Thursday, August 26, 2010
The two Honduran men sitting on the front steps of a Southeast Baltimore rowhouse couldn't help but chuckle at the sight of a 14-year-old girl clutching a silver revolver and demanding money.
But Arteesha Holt wasn't like most girls her age. A tomboy who liked playing football and basketball, relatives said she also had an explosive temper and was prone to uncontrollable outbursts.
Once, she slung an ashtray across her family's home, tore pictures from the wall and kicked out a heating vent, all because her infant nephew stepped on a bowl of strawberries. The girl's mother says she tried repeatedly to get her daughter help through the juvenile justice system, to no avail.
But the men enjoying the evening of Aug. 13 didn't know all that. So they laughed. And, police say, the seventh-grader pulled the trigger, striking both in the head and killing Jose Rodolfo Gonzalez-Coreas, 43.
Holt was arrested late Tuesday and charged as an adult with first-degree murder. District Court Judge Theodore B. Oshrine ordered her held without bond, following prosecutors' appeals that she is a "danger to the community."
Police spokesman Anthony Guglielmi described the shooting as "heinous."
"It speaks to the guns that are out there and the frustrations we in law enforcement have at trying to deal with all this," he said.
Holt's 18-year-old brother, Shawn Palmer, has been charged with being an accomplice to murder. Police say he helped Holt escape and took her silver .32-caliber revolver.
The girl's mother, Raichelle Johnson, 39, said she was horrified by the allegations. She said she worried for her daughter and sought help but never anticipated "in a million years" the situation she faces now.
"I don't condone my child taking a life -- if she took this man's life, then she needs to be prosecuted," Johnson said.
Her mother said Holt's rage often got bottled up, erupting with terrifying results.
"Arteesha is . . . " Johnson paused, searching for the right words. "Unstable."
The girl frequently expressed suicidal thoughts, she said, and over the past two years often hit the streets when she got frustrated, bouncing between relatives.

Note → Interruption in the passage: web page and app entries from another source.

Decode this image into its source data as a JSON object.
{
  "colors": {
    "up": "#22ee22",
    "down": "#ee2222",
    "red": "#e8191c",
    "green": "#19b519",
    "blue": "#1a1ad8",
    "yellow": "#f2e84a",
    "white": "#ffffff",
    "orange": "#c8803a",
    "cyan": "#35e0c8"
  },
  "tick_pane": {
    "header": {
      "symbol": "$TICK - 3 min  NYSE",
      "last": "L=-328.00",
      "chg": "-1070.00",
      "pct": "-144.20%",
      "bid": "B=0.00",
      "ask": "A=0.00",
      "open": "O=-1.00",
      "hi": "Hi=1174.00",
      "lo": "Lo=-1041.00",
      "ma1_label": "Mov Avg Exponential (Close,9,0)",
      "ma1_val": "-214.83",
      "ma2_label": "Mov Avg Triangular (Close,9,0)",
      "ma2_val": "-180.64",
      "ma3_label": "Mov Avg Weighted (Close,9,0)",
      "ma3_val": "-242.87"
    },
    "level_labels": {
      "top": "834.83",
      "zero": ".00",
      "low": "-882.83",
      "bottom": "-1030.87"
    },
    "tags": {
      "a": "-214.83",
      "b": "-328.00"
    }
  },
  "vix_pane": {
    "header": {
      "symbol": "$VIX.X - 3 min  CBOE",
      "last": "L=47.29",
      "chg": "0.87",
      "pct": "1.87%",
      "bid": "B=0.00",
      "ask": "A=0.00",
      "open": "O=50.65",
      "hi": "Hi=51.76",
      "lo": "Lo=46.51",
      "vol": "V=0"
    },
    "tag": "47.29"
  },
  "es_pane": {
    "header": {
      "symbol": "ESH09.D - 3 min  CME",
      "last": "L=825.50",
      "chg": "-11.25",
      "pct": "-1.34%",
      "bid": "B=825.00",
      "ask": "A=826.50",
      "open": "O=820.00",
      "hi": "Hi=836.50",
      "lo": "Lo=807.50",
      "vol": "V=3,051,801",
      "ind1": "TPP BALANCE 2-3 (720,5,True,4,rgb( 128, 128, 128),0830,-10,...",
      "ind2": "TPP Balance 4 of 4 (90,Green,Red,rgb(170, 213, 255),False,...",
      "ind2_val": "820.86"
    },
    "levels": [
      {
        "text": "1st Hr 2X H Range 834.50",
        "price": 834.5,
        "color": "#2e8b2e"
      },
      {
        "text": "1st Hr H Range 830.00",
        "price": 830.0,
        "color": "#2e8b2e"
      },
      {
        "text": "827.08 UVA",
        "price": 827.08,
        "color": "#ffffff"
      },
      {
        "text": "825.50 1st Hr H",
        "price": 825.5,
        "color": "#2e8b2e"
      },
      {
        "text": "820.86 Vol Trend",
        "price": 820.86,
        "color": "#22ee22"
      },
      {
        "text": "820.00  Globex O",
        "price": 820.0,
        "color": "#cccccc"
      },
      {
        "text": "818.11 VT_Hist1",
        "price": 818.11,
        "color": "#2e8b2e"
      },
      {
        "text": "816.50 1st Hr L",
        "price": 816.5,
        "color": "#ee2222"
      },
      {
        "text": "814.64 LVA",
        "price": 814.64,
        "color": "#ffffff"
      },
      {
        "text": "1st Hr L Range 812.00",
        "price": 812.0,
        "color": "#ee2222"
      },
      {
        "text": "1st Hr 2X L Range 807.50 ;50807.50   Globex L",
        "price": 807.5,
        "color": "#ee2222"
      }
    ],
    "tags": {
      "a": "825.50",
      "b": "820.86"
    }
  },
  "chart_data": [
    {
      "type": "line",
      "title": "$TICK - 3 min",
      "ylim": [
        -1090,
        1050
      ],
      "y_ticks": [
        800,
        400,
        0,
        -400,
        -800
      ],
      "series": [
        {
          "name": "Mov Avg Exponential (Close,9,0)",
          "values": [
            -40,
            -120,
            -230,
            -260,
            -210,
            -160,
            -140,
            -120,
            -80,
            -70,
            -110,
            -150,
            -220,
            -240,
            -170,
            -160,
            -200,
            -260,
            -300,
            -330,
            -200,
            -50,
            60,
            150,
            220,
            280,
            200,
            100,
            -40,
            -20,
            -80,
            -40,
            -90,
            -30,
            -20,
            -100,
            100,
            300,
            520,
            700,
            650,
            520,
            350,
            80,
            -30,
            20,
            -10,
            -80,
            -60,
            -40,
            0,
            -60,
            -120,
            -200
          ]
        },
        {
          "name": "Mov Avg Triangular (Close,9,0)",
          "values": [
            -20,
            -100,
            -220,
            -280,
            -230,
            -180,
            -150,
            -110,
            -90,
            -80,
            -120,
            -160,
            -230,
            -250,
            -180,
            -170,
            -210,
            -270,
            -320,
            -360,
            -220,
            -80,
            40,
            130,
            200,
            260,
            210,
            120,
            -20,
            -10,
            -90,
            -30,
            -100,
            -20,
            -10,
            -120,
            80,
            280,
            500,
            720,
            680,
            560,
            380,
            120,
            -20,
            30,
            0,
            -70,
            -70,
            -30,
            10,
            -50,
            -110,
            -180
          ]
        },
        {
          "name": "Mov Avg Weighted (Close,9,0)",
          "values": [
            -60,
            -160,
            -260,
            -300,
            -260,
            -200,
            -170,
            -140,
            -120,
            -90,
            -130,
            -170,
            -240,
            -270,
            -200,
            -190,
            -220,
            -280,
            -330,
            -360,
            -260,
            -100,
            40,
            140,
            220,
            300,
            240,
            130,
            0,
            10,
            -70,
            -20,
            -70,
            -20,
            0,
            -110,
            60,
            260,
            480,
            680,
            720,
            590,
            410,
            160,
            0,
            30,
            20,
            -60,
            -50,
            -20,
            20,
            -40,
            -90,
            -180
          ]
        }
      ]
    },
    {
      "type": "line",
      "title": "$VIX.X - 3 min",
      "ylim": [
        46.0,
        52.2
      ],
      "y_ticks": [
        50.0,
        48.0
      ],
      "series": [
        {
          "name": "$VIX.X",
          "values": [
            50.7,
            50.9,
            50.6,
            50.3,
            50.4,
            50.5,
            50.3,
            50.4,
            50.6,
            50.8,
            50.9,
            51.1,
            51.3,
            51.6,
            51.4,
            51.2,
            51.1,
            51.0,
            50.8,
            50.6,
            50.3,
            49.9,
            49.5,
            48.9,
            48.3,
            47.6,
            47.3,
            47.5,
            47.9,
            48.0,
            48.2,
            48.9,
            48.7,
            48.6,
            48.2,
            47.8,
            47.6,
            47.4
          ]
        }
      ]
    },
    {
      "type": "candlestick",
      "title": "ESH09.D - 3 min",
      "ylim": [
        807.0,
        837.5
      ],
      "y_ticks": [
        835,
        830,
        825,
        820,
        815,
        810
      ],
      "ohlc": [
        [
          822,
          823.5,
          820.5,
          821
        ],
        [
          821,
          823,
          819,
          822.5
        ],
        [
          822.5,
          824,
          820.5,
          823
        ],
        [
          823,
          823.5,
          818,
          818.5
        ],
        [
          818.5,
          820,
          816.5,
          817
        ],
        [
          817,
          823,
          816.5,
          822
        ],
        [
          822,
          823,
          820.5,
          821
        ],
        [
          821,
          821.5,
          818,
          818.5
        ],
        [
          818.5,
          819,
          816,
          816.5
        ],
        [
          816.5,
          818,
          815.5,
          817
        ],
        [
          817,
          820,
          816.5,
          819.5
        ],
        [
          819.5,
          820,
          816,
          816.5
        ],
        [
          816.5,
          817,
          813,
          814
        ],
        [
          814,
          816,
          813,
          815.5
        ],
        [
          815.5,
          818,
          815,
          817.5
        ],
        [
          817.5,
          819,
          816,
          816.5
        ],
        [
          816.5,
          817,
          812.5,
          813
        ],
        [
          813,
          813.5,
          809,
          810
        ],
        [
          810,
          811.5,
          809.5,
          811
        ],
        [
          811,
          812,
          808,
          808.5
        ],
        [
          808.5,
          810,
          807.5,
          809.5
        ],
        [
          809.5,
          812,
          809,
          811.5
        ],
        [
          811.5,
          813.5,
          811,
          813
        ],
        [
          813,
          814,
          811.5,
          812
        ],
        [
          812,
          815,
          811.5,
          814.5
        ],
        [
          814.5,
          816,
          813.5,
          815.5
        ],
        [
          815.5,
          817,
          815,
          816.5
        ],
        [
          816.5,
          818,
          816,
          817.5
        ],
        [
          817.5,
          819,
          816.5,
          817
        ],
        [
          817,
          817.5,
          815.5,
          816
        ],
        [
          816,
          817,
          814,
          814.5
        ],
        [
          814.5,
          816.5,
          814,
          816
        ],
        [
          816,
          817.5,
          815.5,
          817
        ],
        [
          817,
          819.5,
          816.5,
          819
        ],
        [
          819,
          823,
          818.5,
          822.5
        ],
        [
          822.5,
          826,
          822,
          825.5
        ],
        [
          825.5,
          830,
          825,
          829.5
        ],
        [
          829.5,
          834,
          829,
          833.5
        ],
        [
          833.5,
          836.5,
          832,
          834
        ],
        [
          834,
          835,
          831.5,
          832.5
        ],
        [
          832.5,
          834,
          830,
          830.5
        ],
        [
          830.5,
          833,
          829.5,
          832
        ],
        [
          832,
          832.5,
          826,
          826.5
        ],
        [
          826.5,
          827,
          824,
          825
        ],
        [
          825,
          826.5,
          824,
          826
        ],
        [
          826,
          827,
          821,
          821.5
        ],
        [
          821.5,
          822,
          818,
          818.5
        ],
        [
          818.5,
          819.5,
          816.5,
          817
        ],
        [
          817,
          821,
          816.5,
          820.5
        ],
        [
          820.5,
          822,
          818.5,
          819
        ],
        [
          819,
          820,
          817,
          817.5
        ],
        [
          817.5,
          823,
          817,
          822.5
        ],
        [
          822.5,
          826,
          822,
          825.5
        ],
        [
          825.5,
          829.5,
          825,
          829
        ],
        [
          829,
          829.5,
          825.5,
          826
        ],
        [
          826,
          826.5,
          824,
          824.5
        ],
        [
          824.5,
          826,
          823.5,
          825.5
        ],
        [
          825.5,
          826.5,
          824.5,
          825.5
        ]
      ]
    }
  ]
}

The shooting occurred in the 100 block of N. Linwood Avenue. Police said an officer was flagged down by Wilmer Bonilla, 26, whose head was grazed by a bullet. The officer found Gonzalez-Coreas lying on the steps of a rowhouse with a gunshot wound to the head.

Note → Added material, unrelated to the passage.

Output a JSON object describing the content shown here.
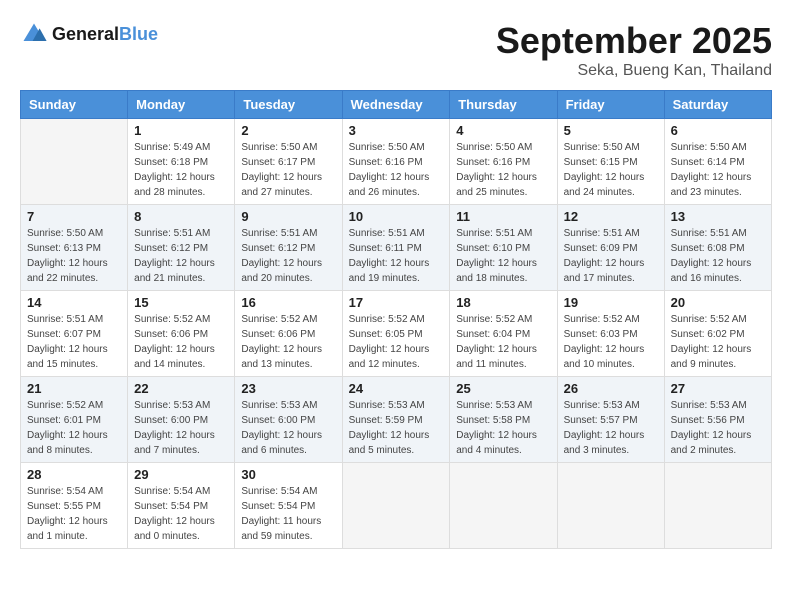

Gonzalez-Coreas was rushed to Johns Hopkins Hospital, where he was pronounced dead Aug. 20.